The legal battle over the remains of one of the nation's most notorious cult leaders continued to play out Wednesday in a California courtroom as the body of Charles Manson continues to sit in a morgue.
A Kern County Superior Court Commissioner set a hearing on March 7 to decided what happens to Manson's body, part of a dispute that includes three people: Manson's alleged adopted son, Michael Brunner, his purported grandson, Jason Freeman, and pen pal Michael Channels, who collected and sold memorabilia of the man who masterminded a series of grisly murders in 1969.
"I know his spirit is already, um, up in heaven. And now we get a chance to lay his body to rest," Freeman told reporters Wednesday outside the courtroom in Bakersfield.
Freeman contends he's the rightful heir to Manson's body, and he says he has a positive view of the musician-turned-murder mastermind.
"I think we all have, you know good and bad in us," Freeman said Wednesday. "It all depends on what we choose to do."
The Manson estate, which could include lucrative rights to songs he wrote or to license his image, will be litigated in Los Angeles because that's where Manson lived when he was convicted, Superior Court Judge David Cowan ruled Friday. The decision about the body, however, will be made in Kern County, where Manson died at 83 in a Bakersfield hospital on Nov. 19.
Deputy Kern County Counsel Bryan Walters disclosed in court that "bodies are stacking up in the morgue" from methamphetamine and opioid overdoses and the coroner is in a hurry to dispose of Manson's corpse to make space.
Attorney Daniel Mortensen, who is representing Brunner, contends his client is in line to take control of the remains if two wills purportedly signed by Manson are deemed invalid. Brunner, 49, was born a little over a year before the infamous killings and was raised by his maternal grandparents and took their name.
Mortensen filed papers in court earlier this week that included a birth certificate and baptismal certificate for a Michael Manson, whose parents are listed as Charles Manson and Mary Brunner.
"He just wants to make sure that his portion of anything that happens and Mr. Manson's time on this earth is done in a dignified way if he's responsible for it," he told reporters Wednesday.

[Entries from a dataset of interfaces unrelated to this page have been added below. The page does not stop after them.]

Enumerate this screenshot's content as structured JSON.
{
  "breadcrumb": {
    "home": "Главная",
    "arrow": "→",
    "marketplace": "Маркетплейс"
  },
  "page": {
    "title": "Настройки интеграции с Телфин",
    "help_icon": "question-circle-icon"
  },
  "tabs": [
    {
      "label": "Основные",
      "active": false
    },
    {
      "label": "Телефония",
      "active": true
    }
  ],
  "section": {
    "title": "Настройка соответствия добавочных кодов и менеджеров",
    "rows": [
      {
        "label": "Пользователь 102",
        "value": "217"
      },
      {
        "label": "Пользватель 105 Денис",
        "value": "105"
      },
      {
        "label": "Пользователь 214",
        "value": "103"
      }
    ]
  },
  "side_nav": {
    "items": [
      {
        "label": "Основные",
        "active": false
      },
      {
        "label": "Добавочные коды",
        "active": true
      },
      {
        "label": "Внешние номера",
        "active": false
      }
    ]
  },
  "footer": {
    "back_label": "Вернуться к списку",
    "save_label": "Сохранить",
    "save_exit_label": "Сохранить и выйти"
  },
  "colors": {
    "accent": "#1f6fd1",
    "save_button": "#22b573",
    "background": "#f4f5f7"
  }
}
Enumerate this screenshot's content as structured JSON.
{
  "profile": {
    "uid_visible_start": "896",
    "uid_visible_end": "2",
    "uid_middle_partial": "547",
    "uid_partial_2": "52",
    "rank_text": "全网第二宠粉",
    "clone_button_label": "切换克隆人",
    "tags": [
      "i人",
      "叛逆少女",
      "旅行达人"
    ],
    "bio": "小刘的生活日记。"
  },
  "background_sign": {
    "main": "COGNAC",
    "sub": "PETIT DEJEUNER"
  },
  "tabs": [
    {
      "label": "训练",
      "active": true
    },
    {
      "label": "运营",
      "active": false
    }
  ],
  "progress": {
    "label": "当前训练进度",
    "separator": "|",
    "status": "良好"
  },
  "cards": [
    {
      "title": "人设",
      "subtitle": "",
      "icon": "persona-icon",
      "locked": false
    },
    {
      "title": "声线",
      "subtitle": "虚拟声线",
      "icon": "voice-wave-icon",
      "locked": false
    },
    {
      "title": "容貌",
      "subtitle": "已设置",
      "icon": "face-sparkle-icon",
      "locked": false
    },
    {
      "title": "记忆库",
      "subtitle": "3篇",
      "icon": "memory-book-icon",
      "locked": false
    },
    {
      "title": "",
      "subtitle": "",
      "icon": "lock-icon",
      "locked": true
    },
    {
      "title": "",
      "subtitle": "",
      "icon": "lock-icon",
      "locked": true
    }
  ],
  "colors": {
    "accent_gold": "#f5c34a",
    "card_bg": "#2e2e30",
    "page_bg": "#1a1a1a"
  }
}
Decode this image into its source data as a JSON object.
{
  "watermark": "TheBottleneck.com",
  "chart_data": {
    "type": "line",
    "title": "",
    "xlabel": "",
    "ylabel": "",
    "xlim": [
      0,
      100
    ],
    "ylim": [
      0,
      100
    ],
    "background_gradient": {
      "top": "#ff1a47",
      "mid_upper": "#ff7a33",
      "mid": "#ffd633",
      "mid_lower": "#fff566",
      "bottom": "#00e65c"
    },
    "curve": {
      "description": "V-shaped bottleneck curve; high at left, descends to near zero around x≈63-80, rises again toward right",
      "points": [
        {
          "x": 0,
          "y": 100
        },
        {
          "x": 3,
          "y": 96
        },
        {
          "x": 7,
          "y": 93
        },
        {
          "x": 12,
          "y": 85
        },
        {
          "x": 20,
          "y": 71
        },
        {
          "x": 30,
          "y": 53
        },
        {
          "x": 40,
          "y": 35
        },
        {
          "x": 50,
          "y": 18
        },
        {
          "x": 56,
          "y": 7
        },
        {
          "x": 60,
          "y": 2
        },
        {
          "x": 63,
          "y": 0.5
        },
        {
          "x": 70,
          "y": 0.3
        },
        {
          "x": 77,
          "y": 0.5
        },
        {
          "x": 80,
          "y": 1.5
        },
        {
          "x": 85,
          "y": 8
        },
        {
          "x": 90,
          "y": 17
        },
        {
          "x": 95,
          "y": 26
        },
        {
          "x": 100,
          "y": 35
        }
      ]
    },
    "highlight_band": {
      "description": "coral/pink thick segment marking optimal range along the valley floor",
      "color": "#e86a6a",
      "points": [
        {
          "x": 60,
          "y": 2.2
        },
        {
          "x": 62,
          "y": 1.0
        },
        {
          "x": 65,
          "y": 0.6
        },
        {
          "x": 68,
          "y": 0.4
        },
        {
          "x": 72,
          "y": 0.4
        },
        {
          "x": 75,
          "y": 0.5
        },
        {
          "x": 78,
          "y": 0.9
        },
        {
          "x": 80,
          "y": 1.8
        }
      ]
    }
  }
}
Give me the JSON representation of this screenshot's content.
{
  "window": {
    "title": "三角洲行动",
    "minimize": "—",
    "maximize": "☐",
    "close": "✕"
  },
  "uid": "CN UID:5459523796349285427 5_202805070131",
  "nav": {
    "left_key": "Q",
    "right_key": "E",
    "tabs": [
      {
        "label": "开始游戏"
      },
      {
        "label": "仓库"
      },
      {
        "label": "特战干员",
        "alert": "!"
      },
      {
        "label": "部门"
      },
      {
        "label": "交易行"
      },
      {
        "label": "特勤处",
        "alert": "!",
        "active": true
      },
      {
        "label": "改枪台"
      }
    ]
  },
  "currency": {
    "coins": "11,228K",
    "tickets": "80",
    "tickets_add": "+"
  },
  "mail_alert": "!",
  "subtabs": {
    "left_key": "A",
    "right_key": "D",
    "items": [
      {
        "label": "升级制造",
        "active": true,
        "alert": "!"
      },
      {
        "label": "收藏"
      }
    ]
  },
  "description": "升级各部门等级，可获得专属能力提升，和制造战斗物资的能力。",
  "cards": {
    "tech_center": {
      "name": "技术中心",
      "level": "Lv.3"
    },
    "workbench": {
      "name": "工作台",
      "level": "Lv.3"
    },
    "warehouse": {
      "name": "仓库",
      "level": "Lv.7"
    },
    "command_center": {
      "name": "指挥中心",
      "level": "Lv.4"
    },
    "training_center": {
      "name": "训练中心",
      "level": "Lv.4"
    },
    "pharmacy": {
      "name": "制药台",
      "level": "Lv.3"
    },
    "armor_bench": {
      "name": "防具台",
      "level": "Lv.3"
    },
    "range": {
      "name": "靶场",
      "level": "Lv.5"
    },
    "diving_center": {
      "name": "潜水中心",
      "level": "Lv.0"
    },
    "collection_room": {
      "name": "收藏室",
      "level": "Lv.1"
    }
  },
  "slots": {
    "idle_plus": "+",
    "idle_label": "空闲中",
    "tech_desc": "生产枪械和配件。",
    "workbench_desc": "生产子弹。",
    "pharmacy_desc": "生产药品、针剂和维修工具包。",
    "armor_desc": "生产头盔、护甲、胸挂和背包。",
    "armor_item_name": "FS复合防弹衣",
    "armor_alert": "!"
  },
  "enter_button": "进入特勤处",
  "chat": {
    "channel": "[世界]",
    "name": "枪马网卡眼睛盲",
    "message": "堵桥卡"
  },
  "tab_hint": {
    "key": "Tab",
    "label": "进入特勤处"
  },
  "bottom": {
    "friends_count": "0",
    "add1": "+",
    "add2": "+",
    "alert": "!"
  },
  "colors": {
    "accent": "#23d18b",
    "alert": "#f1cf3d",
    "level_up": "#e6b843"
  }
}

Freeman, who is the son of the late Charles Manson Jr., is also seeking the body. Channels, a longtime buddy of Manson and avid "murderabilia" collector and dealer, is listed in one will as executor of the Manson estate and sole beneficiary.
Mortensen said delivering the body to Channels would violate the wishes of his client and go against the public interest.
"It cannot be ignored that Mr. Channels is a dealer in Manson memorabilia, with a public and macabre interest in the infamous crimes of (Manson) and a long history of sensationalizing and seeking to profit therefrom," Mortensen wrote.
Channels' layer, Matthew Chapman, told KERO-TV they have no comment on Wednesday's hearing.
Another purported son, Matthew Lentz, who claims he was fathered by Manson during a Wisconsin orgy, is listed in a will filed with the Kern County coroner that leaves everything to him as Manson's "one living child." Lentz has yet to file anything in court.
Walters has questioned the validity of both wills in court papers, adding the coroner's office has blood samples of Manson if a DNA test is needed to determine if Lentz is related.
The Associated Press contributed to this report.